When God changed Abram’s name to Abraham: that is from “a high father” to the “father of many nations”; he did far more than alter the way this man of faith should be called. He made it clear that he was giving Abraham a new identity and a new role in history. And God ratified that role by entering into a covenant with him.
This wasn’t the first-time God made a covenant. This was a deepening of two previous covenants he had made with his chosen people. The first covenant stretches back to the beginning of the world, when God blessed Adam and invited him to join in his creative work by being fruitful, by ruling over the earth, and by resting on the seventh day.
Later, when he made a covenant with Noah, God deepened his relationship with us in two important ways. First, he made provision for our sin by saying that we would bear responsibility for our wrongdoing. Second, he promised never to exact the complete punishment our sins deserved by destroying the world.
Now, in his covenant with Abraham, God deepened his relationship with his people yet again. This time, he focused his covenant on the formation of a specific people who would live exclusively for the purposes of God. This special people—the children of Abraham—would be given the privilege of knowing him, praising him, and serving him with their lives.

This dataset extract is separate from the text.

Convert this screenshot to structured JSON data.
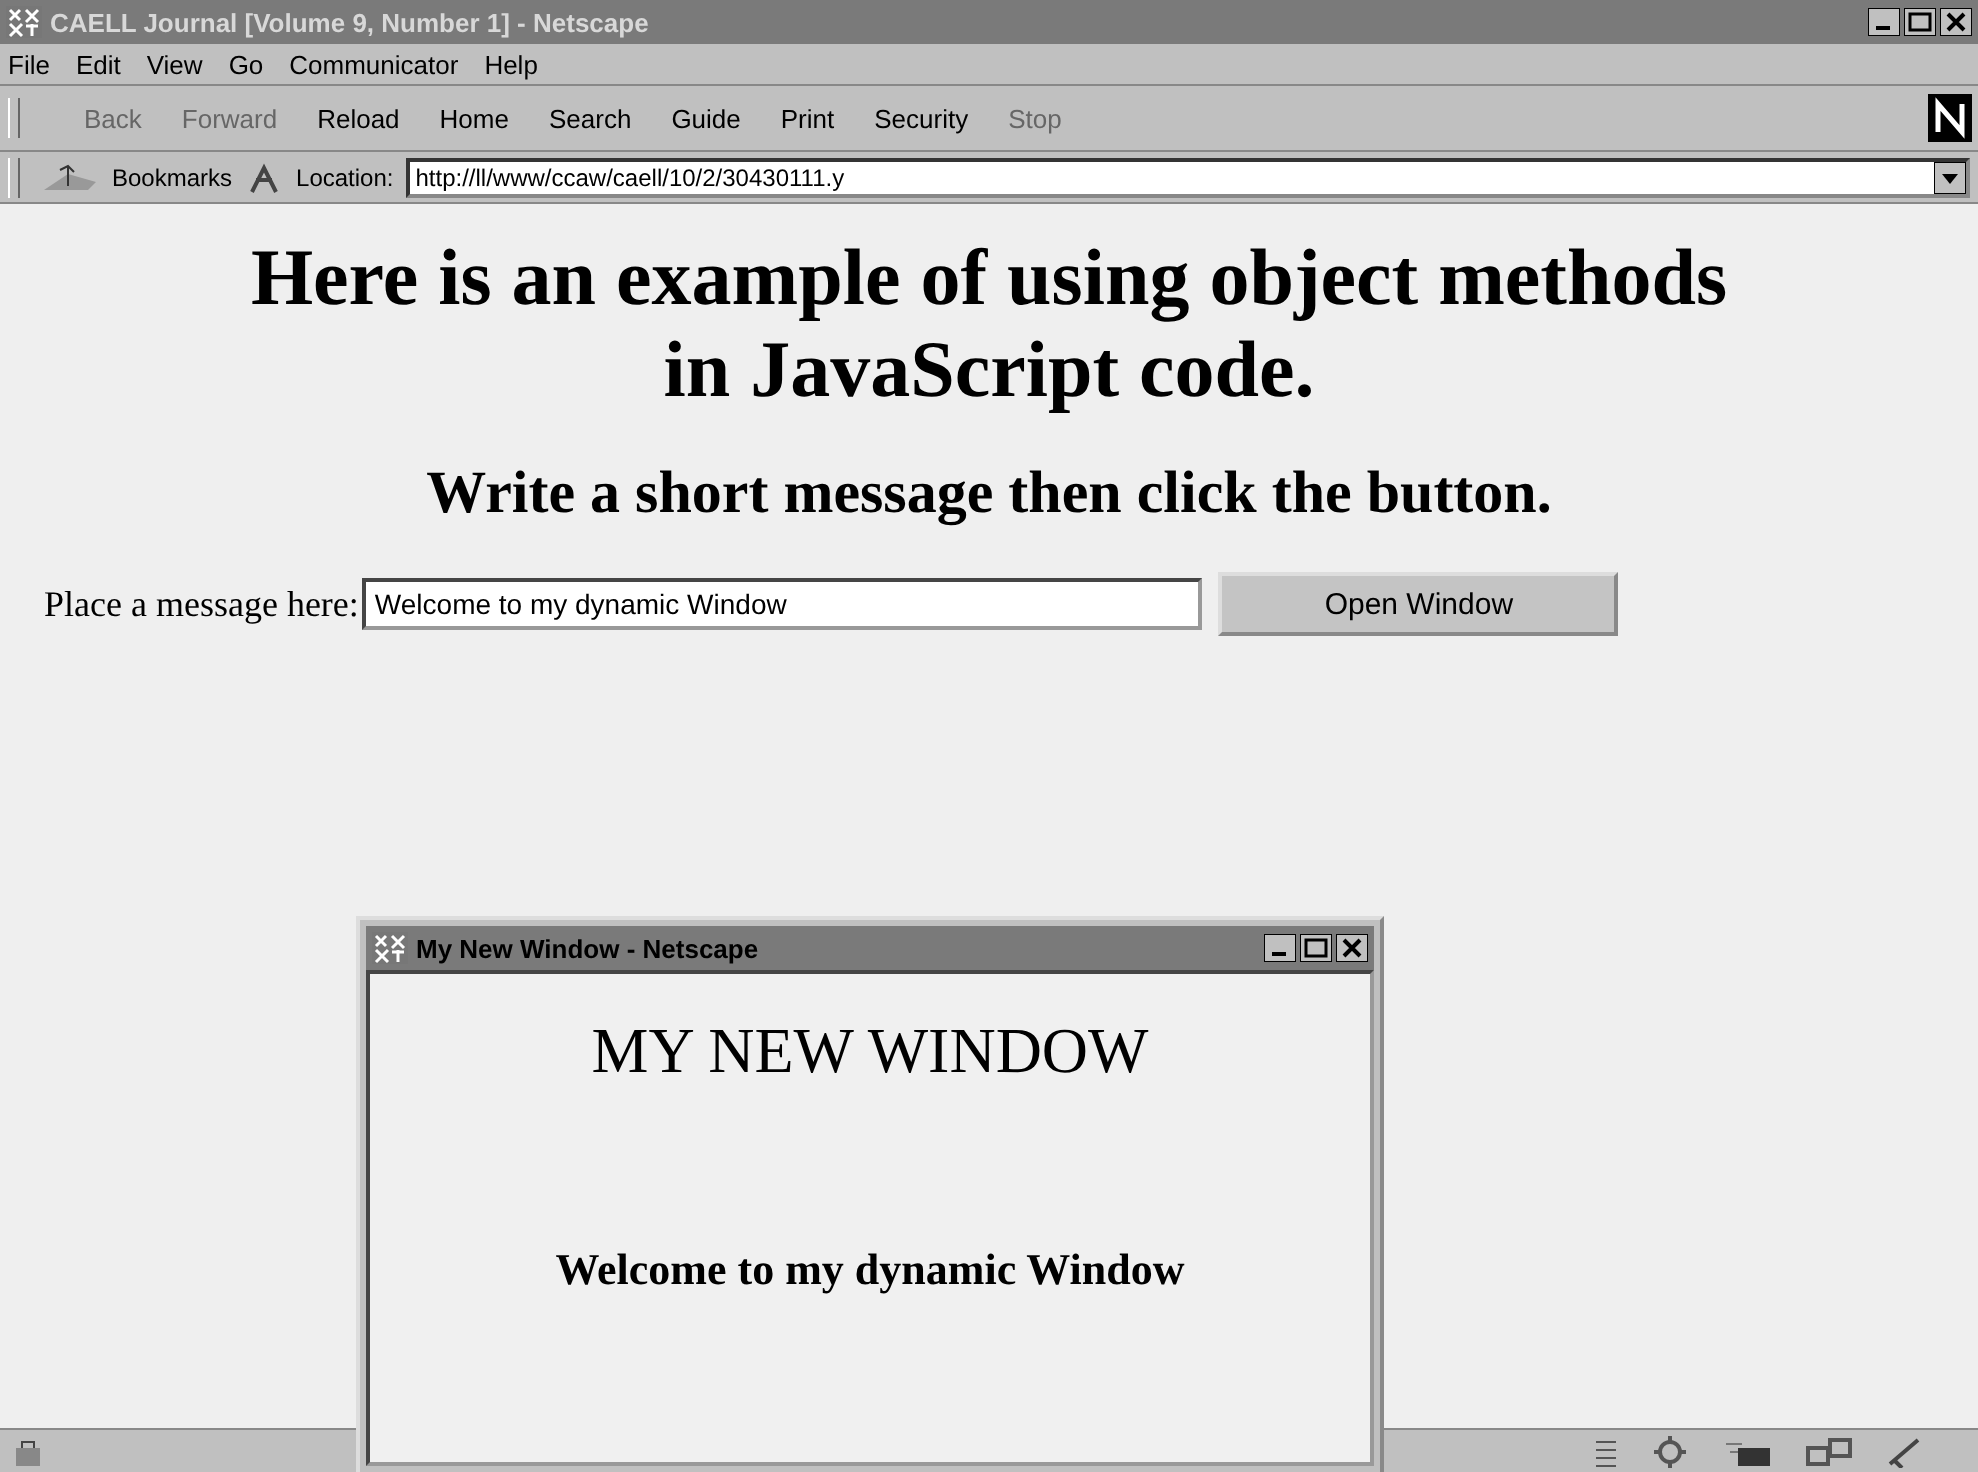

Today, we are heirs of the covenants God made with Adam, Noah, and Abraham. Like them, we too are called to be set apart and made holy for God’s purposes. And even better, our covenant was deepened immeasurably when it was signed in the blood of Christ. Just as he said to our ancestors in faith, God wants to tell us that he is with us and wants to pour out his grace upon us. And in response to so great a promise we give God our thanks and our worship.